reading will stop once the end of the line is reached instead:
file fin=input("test.txt"); real[] A=fin.line();
Since string reads by default read up to the end of line anyway, line mode
normally has no effect on string array reads.
However, there is a white-space delimiter mode for reading strings,
file word(bool b=true)
, which causes string reads to respect
white-space delimiters, instead of the default end-of-line delimiter:
file fin=input("test.txt").line().word(); real[] A=fin;
Another useful mode is comma-separated-value mode,
file csv(bool b=true)
, which causes reads to respect comma delimiters:
file fin=csv(input("test.txt")); real[] A=fin;
To restrict the number of values read, use the file dimension(int)
function:
file fin=input("test.txt"); real[] A=dimension(fin,10);
This reads 10 values into A, unless end-of-file (or end-of-line in line mode) occurs first. Attempting to read beyond the end of the file will produce a runtime error message. Specifying a value of 0 for the integer limit is equivalent to the previous example of reading until end-of-file (or end-of-line in line mode) is encountered.
Two- and three-dimensional arrays of the basic data types can be read in like this:
file fin=input("test.txt"); real[][] A=fin.dimension(2,3); real[][][] B=fin.dimension(2,3,4);
Sometimes the array dimensions are stored with the data as integer
fields at the beginning of an array.

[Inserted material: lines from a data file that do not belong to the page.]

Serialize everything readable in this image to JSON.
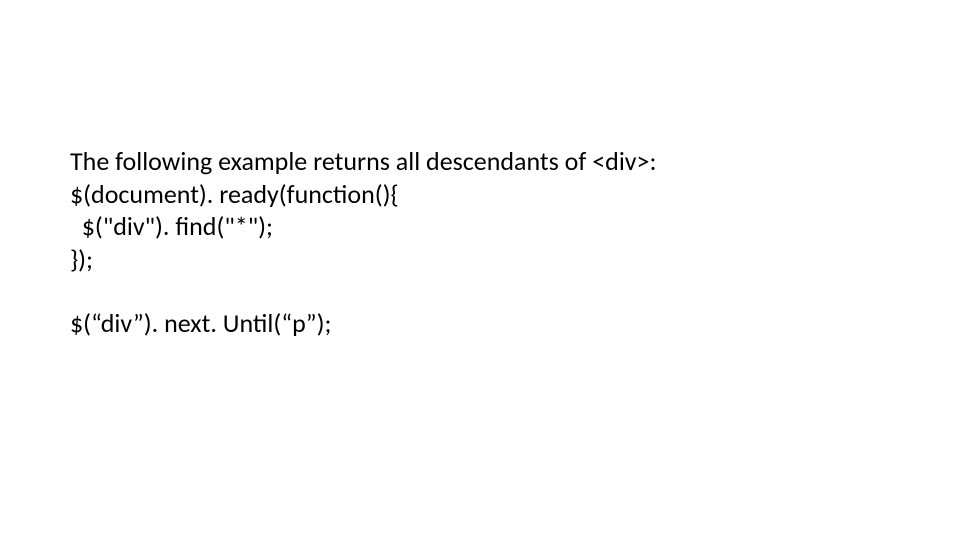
{
  "slide": {
    "intro": "The following example returns all descendants of <div>:",
    "code": {
      "line1": "$(document). ready(function(){",
      "line2": "  $(\"div\"). find(\"*\");",
      "line3": "});"
    },
    "extra": "$(“div”). next. Until(“p”);"
  }
}
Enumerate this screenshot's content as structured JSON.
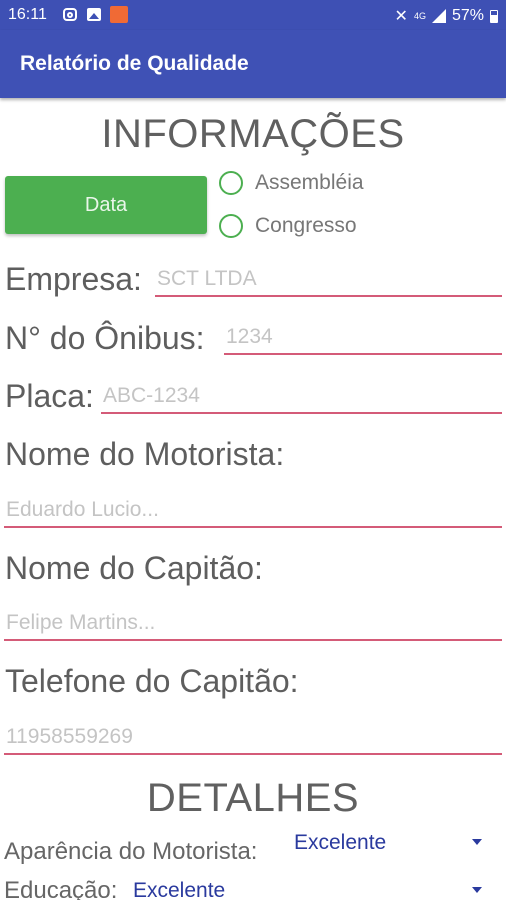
{
  "status_bar": {
    "time": "16:11",
    "signal_label": "4G",
    "battery": "57%",
    "battery_level": 0.57,
    "icons": [
      "instagram-icon",
      "gallery-icon",
      "app-notification-icon",
      "mute-icon",
      "signal-icon",
      "battery-icon"
    ]
  },
  "app_bar": {
    "title": "Relatório de Qualidade"
  },
  "info": {
    "heading": "INFORMAÇÕES",
    "date_button": "Data",
    "radio_options": [
      "Assembléia",
      "Congresso"
    ]
  },
  "fields": {
    "empresa": {
      "label": "Empresa:",
      "placeholder": "SCT LTDA"
    },
    "onibus": {
      "label": "N° do Ônibus:",
      "placeholder": "1234"
    },
    "placa": {
      "label": "Placa:",
      "placeholder": "ABC-1234"
    },
    "motorista": {
      "label": "Nome do Motorista:",
      "placeholder": "Eduardo Lucio..."
    },
    "capitao": {
      "label": "Nome do Capitão:",
      "placeholder": "Felipe Martins..."
    },
    "telefone": {
      "label": "Telefone do Capitão:",
      "placeholder": "11958559269"
    }
  },
  "details": {
    "heading": "DETALHES",
    "aparencia": {
      "label": "Aparência do Motorista:",
      "value": "Excelente"
    },
    "educacao": {
      "label": "Educação:",
      "value": "Excelente"
    }
  },
  "colors": {
    "primary": "#3f51b5",
    "button_green": "#4caf50",
    "underline": "#d45b78",
    "spinner_text": "#2a3a9e"
  }
}
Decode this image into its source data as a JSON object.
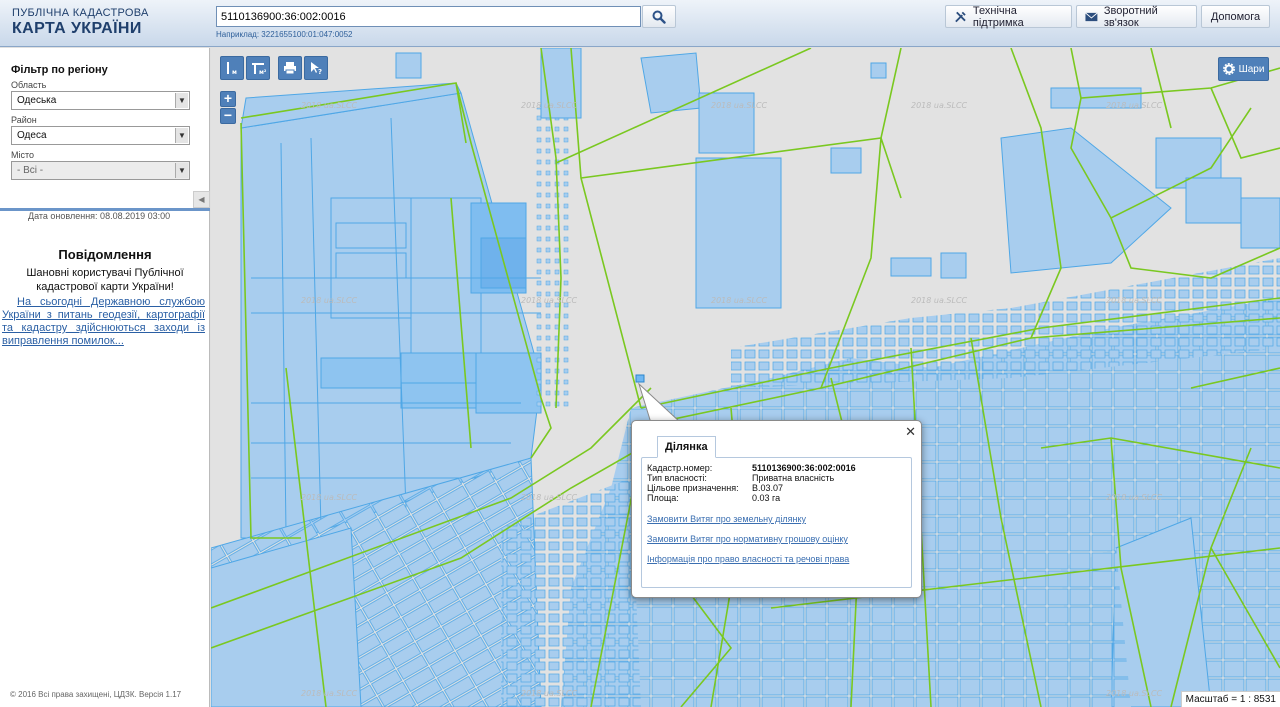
{
  "header": {
    "logo_line1": "ПУБЛІЧНА КАДАСТРОВА",
    "logo_line2": "КАРТА УКРАЇНИ",
    "search_value": "5110136900:36:002:0016",
    "search_example": "Наприклад: 3221655100:01:047:0052",
    "buttons": {
      "support": "Технічна підтримка",
      "feedback": "Зворотний зв'язок",
      "help": "Допомога"
    }
  },
  "sidebar": {
    "filter_title": "Фільтр по регіону",
    "oblast_label": "Область",
    "oblast_value": "Одеська",
    "rayon_label": "Район",
    "rayon_value": "Одеса",
    "misto_label": "Місто",
    "misto_value": "- Всі -",
    "update_date": "Дата оновлення: 08.08.2019 03:00",
    "message_title": "Повідомлення",
    "message_text": "Шановні користувачі Публічної кадастрової карти України!",
    "message_link": "На сьогодні Державною службою України з питань геодезії, картографії та кадастру здійснюються заходи із виправлення помилок...",
    "copyright": "© 2016 Всі права захищені, ЦДЗК. Версія 1.17"
  },
  "map": {
    "layers_label": "Шари",
    "scale": "Масштаб = 1 : 8531",
    "watermark": "2018 ua.SLCC",
    "colors": {
      "parcel_fill": "#a8cdee",
      "parcel_stroke": "#4fa7e6",
      "boundary": "#7ac820",
      "selected": "#6fb7f2"
    }
  },
  "popup": {
    "tab": "Ділянка",
    "rows": [
      {
        "key": "Кадастр.номер:",
        "value": "5110136900:36:002:0016"
      },
      {
        "key": "Тип власності:",
        "value": "Приватна власність"
      },
      {
        "key": "Цільове призначення:",
        "value": "В.03.07"
      },
      {
        "key": "Площа:",
        "value": "0.03 га"
      }
    ],
    "links": [
      "Замовити Витяг про земельну ділянку",
      "Замовити Витяг про нормативну грошову оцінку",
      "Інформація про право власності та речові права"
    ]
  }
}
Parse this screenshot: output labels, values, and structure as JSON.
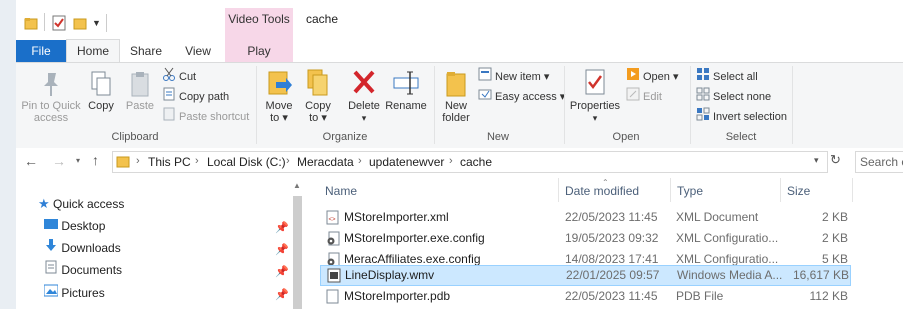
{
  "window": {
    "title": "cache",
    "context_tab": "Video Tools"
  },
  "tabs": [
    {
      "label": "File"
    },
    {
      "label": "Home"
    },
    {
      "label": "Share"
    },
    {
      "label": "View"
    },
    {
      "label": "Play"
    }
  ],
  "ribbon": {
    "clipboard": {
      "group": "Clipboard",
      "pin_line1": "Pin to Quick",
      "pin_line2": "access",
      "copy": "Copy",
      "paste": "Paste",
      "cut": "Cut",
      "copy_path": "Copy path",
      "paste_shortcut": "Paste shortcut"
    },
    "organize": {
      "group": "Organize",
      "move_line1": "Move",
      "move_line2": "to",
      "copy_line1": "Copy",
      "copy_line2": "to",
      "delete": "Delete",
      "rename": "Rename"
    },
    "new": {
      "group": "New",
      "folder_line1": "New",
      "folder_line2": "folder",
      "new_item": "New item",
      "easy_access": "Easy access"
    },
    "open": {
      "group": "Open",
      "properties": "Properties",
      "open": "Open",
      "edit": "Edit"
    },
    "select": {
      "group": "Select",
      "select_all": "Select all",
      "select_none": "Select none",
      "invert": "Invert selection"
    }
  },
  "address": {
    "crumbs": [
      "This PC",
      "Local Disk (C:)",
      "Meracdata",
      "updatenewver",
      "cache"
    ],
    "search_placeholder": "Search c"
  },
  "nav_pane": {
    "items": [
      {
        "label": "Quick access",
        "icon": "star-icon",
        "pinned": false
      },
      {
        "label": "Desktop",
        "icon": "desktop-icon",
        "pinned": true
      },
      {
        "label": "Downloads",
        "icon": "downloads-icon",
        "pinned": true
      },
      {
        "label": "Documents",
        "icon": "documents-icon",
        "pinned": true
      },
      {
        "label": "Pictures",
        "icon": "pictures-icon",
        "pinned": true
      }
    ]
  },
  "file_list": {
    "columns": {
      "name": "Name",
      "date": "Date modified",
      "type": "Type",
      "size": "Size"
    },
    "rows": [
      {
        "name": "MStoreImporter.xml",
        "date": "22/05/2023 11:45",
        "type": "XML Document",
        "size": "2 KB",
        "icon": "xml-file-icon",
        "selected": false
      },
      {
        "name": "MStoreImporter.exe.config",
        "date": "19/05/2023 09:32",
        "type": "XML Configuratio...",
        "size": "2 KB",
        "icon": "config-file-icon",
        "selected": false
      },
      {
        "name": "MeracAffiliates.exe.config",
        "date": "14/08/2023 17:41",
        "type": "XML Configuratio...",
        "size": "5 KB",
        "icon": "config-file-icon",
        "selected": false
      },
      {
        "name": "LineDisplay.wmv",
        "date": "22/01/2025 09:57",
        "type": "Windows Media A...",
        "size": "16,617 KB",
        "icon": "video-file-icon",
        "selected": true
      },
      {
        "name": "MStoreImporter.pdb",
        "date": "22/05/2023 11:45",
        "type": "PDB File",
        "size": "112 KB",
        "icon": "pdb-file-icon",
        "selected": false
      }
    ]
  },
  "colors": {
    "accent": "#1a6fc9",
    "context_tab": "#f7d7e8",
    "selection": "#cce8ff",
    "selection_border": "#99d1ff"
  }
}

Such 1, 2, or 3 dimensional
arrays can be read in with the virtual member functions
read(1)
, read(2)
, or read(3)
, respectively:
file fin=input("test.txt"); real[] A=fin.read(1); real[][] B=fin.read(2); real[][][] C=fin.read(3);
One, two, and three-dimensional arrays of the basic data types can be
output with the functions write(file,T[])
,
write(file,T[][])
, write(file,T[][][])
, respectively.
Next: Casts, Previous: Functions, Up: Programming [Contents][Index]